Recently in California, a bill died in committee that would have allowed “a school district… to provide school personnel with voluntary medical training to provide emergency medical assistance to pupils with diabetes suffering from severe hypoglycemia.” Why didn’t the bill pass? Those who opposed it (namely labor unions) claim ”concern for the safety of the students.”
But it’s not a concern for the students; it’s a concern for job security. It seems like a legitimate argument; only licensed medical persons should administer live-saving drugs and procedures and lay people should be categorically banned. But the unions have an incentive to protect any monopoly they can lay claim on (in this case a safe but life-saving procedure) using the lives of children as blackmail to have more staff hired. By banning all alternatives, parents have no choice but to side with the unions who have secured a monopoly on the one thing that can save their child.
So is being a professional important because it insures the safety of the patient, or is it important because it insures the safety of the professional? And if that’s the case, what’s so wrong with letting non-professionals provide the same service? What’s wrong with allowing that optionality for the consumer to decide?

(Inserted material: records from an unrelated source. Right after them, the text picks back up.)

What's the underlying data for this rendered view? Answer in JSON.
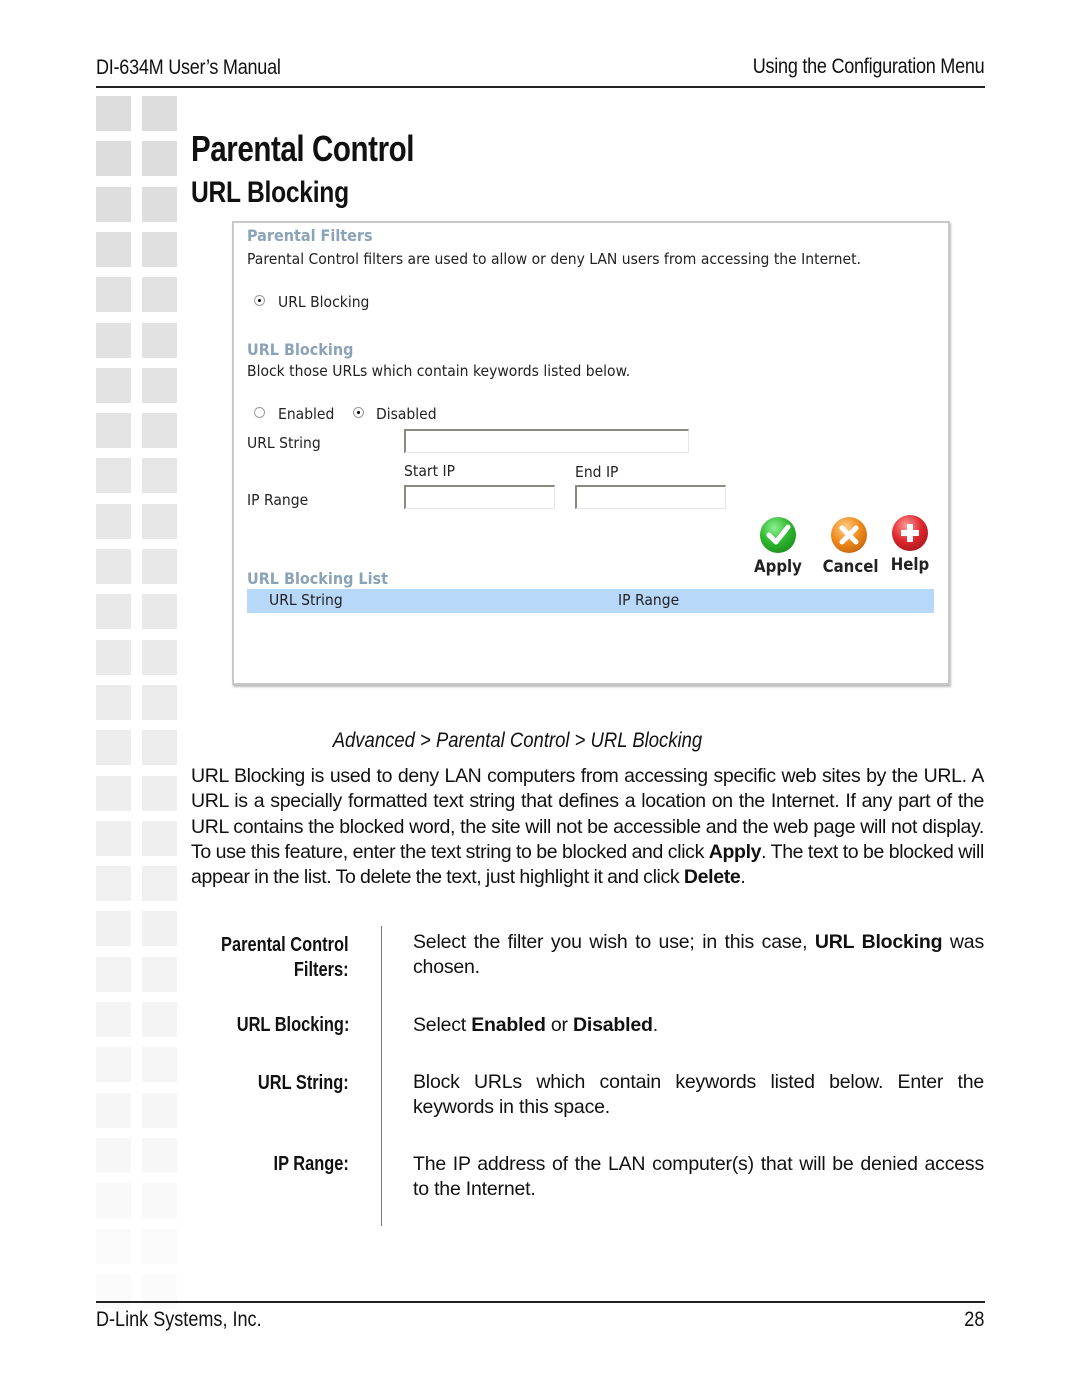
{
  "header": {
    "manual_title": "DI-634M User’s Manual",
    "section_title": "Using the Configuration Menu"
  },
  "page": {
    "title": "Parental Control",
    "subtitle": "URL Blocking"
  },
  "screenshot": {
    "parental_filters": {
      "heading": "Parental Filters",
      "description": "Parental Control filters are used to allow or deny LAN users from accessing the Internet.",
      "filter_option": {
        "label": "URL Blocking",
        "selected": true
      }
    },
    "url_blocking": {
      "heading": "URL Blocking",
      "description": "Block those URLs which contain keywords listed below.",
      "enabled_label": "Enabled",
      "disabled_label": "Disabled",
      "enabled_selected": false,
      "disabled_selected": true,
      "url_string_label": "URL String",
      "url_string_value": "",
      "start_ip_label": "Start IP",
      "end_ip_label": "End IP",
      "ip_range_label": "IP Range",
      "start_ip_value": "",
      "end_ip_value": ""
    },
    "buttons": {
      "apply": "Apply",
      "cancel": "Cancel",
      "help": "Help"
    },
    "list": {
      "heading": "URL Blocking List",
      "columns": [
        "URL String",
        "IP Range"
      ],
      "rows": []
    },
    "colors": {
      "section_heading": "#8ba3b8",
      "list_header_bg": "#b7d8f8",
      "apply_icon": "#2eb82e",
      "cancel_icon": "#f08a1c",
      "help_icon": "#e0282e"
    }
  },
  "caption": "Advanced > Parental Control > URL Blocking",
  "body": {
    "part1": "URL Blocking is used to deny LAN computers from accessing specific web sites by the URL. A URL is a specially formatted text string that defines a location on the Internet. If any part of the URL contains the blocked word, the site will not be accessible and the web page will not display. To use this feature, enter the text string to be blocked and click ",
    "bold1": "Apply",
    "part2": ". The text to be blocked  will appear in the list. To delete the text, just highlight it and click ",
    "bold2": "Delete",
    "part3": "."
  },
  "definitions": [
    {
      "term_line1": "Parental Control",
      "term_line2": "Filters:",
      "text_pre": "Select the filter you wish to use; in this case, ",
      "text_bold": "URL Blocking",
      "text_post": " was chosen."
    },
    {
      "term": "URL Blocking:",
      "text_pre": "Select ",
      "bold_a": "Enabled",
      "text_mid": " or ",
      "bold_b": "Disabled",
      "text_post": "."
    },
    {
      "term": "URL String:",
      "text": "Block URLs which contain keywords listed below. Enter the keywords in this space."
    },
    {
      "term": "IP Range:",
      "text": "The IP address of the LAN computer(s) that will be denied access to the Internet."
    }
  ],
  "footer": {
    "company": "D-Link Systems, Inc.",
    "page_number": "28"
  }
}
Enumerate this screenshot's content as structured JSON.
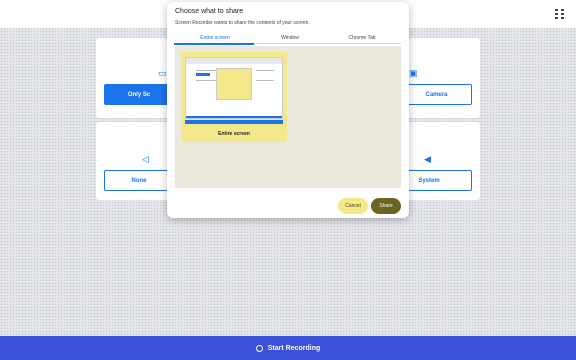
{
  "dialog": {
    "title": "Choose what to share",
    "subtitle": "Screen Recorder wants to share the contents of your screen.",
    "tabs": [
      "Entire screen",
      "Window",
      "Chrome Tab"
    ],
    "active_tab": "Entire screen",
    "thumbnail_label": "Entire screen",
    "cancel_label": "Cancel",
    "share_label": "Share"
  },
  "video_options": [
    {
      "label": "Only Sc",
      "icon": "monitor-icon",
      "selected": true
    },
    {
      "label": "Camera",
      "icon": "camera-icon",
      "selected": false
    }
  ],
  "audio_options": [
    {
      "label": "None",
      "icon": "speaker-mute-icon",
      "selected": false
    },
    {
      "label": "System",
      "icon": "speaker-icon",
      "selected": false
    }
  ],
  "bottom_bar": {
    "label": "Start Recording",
    "icon": "record-icon"
  },
  "colors": {
    "accent": "#1a73e8",
    "bottom_bar": "#3b50d8",
    "thumbnail": "#f4e98a",
    "share_button": "#6b6520"
  }
}
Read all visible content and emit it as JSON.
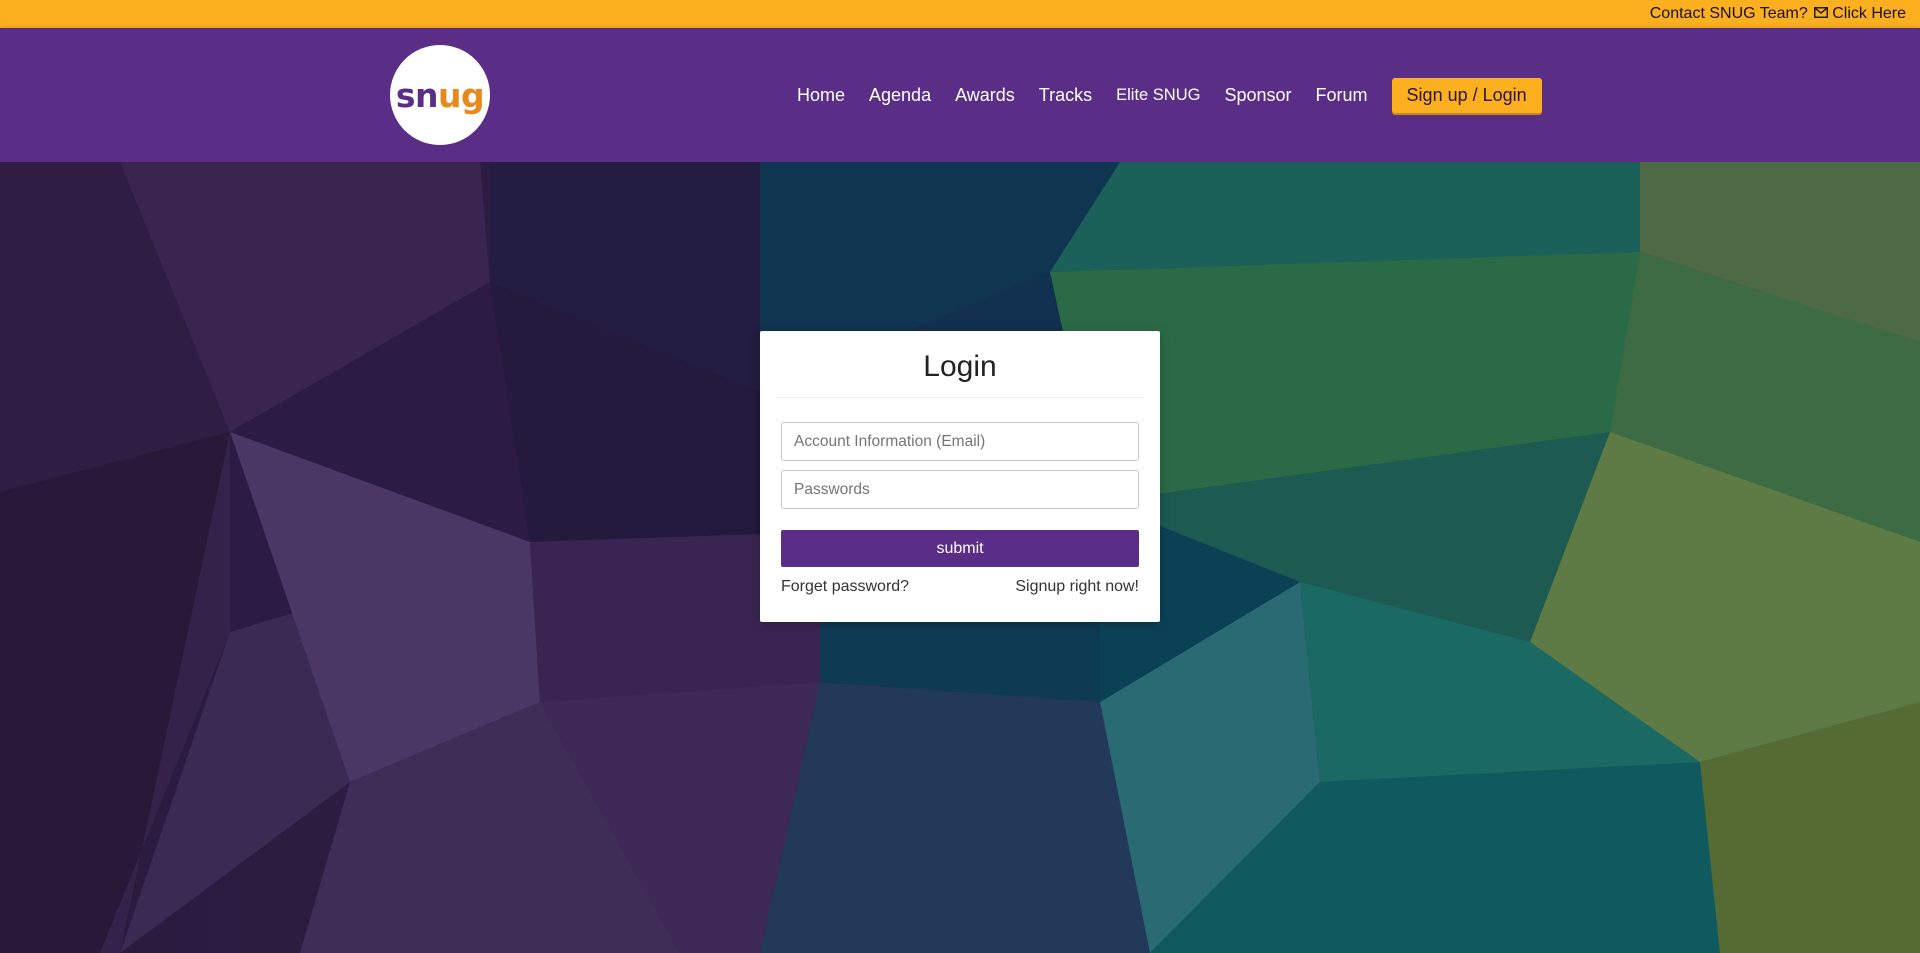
{
  "topbar": {
    "contact_text": "Contact SNUG Team?",
    "click_label": "Click Here",
    "icon": "mail-icon",
    "background": "#fcaf1f"
  },
  "header": {
    "logo": {
      "part1": "sn",
      "part2": "ug",
      "alt": "snug"
    },
    "background": "#5a2e86",
    "nav": [
      {
        "label": "Home"
      },
      {
        "label": "Agenda"
      },
      {
        "label": "Awards"
      },
      {
        "label": "Tracks"
      },
      {
        "label": "Elite SNUG"
      },
      {
        "label": "Sponsor"
      },
      {
        "label": "Forum"
      }
    ],
    "cta_label": "Sign up / Login"
  },
  "login": {
    "title": "Login",
    "email_placeholder": "Account Information (Email)",
    "email_value": "",
    "password_placeholder": "Passwords",
    "password_value": "",
    "submit_label": "submit",
    "forgot_label": "Forget password?",
    "signup_label": "Signup right now!"
  },
  "colors": {
    "accent": "#fcaf1f",
    "brand": "#5a2e86"
  }
}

In the case of thousands of young children in California, it’s as important as choosing between life and death.